◆ **Given data**
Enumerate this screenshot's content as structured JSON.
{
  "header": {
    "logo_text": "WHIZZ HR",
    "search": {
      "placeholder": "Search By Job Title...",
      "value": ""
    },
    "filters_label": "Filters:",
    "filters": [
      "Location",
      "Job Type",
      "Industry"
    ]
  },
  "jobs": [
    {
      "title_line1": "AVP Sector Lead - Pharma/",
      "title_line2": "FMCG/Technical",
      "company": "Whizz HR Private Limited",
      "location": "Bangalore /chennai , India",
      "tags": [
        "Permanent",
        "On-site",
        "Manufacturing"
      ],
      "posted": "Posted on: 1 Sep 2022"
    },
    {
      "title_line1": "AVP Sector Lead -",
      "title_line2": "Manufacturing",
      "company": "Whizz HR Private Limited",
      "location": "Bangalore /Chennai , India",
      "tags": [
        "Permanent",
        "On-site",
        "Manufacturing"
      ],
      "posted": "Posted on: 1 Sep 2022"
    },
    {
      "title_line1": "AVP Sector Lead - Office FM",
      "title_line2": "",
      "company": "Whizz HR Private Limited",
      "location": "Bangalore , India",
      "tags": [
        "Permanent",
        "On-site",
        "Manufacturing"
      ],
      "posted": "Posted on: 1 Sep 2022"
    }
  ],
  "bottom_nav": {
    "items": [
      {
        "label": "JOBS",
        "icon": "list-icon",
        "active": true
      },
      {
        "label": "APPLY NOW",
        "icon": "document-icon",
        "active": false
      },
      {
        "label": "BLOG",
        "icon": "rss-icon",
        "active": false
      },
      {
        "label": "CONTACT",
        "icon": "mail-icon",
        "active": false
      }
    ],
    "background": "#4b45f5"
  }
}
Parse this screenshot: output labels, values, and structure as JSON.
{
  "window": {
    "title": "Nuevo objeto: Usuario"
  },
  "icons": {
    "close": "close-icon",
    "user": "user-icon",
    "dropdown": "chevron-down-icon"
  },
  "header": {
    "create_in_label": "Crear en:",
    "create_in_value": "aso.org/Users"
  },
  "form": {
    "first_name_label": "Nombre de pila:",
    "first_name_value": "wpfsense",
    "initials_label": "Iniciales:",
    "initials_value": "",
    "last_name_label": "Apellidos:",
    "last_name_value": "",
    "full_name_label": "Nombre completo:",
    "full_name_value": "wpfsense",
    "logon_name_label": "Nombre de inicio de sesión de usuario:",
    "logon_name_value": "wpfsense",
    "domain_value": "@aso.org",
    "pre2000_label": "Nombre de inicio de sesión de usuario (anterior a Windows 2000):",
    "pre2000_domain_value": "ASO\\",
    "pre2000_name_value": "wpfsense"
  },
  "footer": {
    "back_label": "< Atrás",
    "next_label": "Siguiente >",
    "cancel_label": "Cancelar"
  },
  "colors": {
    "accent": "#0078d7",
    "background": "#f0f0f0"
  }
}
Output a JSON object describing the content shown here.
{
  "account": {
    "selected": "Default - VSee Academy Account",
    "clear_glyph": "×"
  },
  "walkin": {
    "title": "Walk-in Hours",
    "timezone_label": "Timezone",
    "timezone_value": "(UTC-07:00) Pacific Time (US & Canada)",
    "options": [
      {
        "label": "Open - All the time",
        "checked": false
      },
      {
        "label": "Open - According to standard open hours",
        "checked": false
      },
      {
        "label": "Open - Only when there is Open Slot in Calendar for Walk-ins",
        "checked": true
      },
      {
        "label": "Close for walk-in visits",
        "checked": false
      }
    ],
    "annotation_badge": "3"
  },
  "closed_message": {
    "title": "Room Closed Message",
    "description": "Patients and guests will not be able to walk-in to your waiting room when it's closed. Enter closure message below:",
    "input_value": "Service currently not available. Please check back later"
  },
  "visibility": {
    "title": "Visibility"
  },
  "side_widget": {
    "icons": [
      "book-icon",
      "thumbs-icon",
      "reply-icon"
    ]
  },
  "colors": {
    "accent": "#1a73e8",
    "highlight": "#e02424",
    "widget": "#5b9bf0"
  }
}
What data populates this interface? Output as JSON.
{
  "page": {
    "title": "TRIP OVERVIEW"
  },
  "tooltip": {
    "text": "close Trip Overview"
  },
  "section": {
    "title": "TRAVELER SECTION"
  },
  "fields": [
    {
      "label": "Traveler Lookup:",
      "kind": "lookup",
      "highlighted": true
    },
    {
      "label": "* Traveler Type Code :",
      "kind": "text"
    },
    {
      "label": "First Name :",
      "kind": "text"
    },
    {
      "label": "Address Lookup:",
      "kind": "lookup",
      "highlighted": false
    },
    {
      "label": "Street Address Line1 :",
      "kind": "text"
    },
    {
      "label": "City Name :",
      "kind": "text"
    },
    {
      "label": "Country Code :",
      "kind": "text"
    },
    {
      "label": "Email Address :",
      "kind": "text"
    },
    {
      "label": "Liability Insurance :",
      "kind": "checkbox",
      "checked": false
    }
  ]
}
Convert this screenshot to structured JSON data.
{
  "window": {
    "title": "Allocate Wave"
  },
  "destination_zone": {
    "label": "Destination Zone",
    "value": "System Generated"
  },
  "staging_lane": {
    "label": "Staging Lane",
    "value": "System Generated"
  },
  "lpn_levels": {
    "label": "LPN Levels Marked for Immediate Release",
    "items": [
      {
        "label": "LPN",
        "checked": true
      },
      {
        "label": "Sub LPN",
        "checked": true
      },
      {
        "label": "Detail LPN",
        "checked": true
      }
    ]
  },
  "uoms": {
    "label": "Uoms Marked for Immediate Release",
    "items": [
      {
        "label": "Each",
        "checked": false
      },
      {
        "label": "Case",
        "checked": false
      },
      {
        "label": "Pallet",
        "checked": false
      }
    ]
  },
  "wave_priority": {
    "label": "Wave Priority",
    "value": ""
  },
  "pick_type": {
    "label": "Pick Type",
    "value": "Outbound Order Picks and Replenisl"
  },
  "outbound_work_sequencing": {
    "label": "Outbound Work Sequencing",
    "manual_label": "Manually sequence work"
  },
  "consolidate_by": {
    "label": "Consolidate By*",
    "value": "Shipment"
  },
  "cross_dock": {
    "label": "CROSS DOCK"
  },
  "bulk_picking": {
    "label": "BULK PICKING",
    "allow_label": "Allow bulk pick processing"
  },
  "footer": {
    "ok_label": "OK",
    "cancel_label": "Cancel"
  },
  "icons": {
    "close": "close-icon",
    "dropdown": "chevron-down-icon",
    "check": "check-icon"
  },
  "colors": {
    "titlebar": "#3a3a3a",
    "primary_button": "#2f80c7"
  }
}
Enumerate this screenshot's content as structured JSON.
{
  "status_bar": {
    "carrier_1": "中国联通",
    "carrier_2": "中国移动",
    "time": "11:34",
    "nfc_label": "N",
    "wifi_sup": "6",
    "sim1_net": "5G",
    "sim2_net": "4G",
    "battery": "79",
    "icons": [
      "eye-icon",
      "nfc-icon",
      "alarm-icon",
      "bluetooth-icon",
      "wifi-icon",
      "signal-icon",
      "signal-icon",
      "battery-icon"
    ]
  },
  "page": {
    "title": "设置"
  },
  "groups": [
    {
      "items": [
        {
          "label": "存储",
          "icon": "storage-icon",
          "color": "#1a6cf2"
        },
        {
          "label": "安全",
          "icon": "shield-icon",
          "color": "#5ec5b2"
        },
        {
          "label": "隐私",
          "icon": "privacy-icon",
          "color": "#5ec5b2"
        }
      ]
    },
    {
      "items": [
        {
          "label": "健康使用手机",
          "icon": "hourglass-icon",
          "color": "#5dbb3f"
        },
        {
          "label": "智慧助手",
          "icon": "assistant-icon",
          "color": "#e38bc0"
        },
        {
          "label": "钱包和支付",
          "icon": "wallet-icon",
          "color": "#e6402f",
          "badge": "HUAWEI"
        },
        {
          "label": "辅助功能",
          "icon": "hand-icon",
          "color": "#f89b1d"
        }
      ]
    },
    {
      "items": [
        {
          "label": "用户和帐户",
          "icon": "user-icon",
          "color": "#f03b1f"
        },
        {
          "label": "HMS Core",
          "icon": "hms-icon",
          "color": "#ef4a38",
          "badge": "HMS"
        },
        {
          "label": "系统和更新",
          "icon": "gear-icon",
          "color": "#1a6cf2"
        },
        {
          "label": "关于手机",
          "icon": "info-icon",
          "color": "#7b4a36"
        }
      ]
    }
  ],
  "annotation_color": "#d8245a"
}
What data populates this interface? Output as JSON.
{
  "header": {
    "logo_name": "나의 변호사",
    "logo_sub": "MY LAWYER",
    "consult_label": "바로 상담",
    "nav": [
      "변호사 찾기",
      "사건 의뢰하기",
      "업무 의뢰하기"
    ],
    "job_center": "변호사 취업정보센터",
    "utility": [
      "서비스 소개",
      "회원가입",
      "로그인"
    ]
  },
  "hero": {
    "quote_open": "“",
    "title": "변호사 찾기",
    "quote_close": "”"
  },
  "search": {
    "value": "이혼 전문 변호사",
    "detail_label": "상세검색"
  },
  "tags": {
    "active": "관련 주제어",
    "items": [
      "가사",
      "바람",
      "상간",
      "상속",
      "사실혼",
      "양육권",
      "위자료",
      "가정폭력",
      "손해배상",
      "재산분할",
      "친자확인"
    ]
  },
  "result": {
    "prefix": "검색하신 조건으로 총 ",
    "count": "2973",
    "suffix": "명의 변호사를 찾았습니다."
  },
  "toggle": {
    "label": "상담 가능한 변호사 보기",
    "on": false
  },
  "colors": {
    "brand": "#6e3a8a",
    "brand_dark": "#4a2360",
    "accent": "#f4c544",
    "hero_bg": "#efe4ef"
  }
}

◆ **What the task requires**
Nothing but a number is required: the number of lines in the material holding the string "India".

◆ **Written response**
3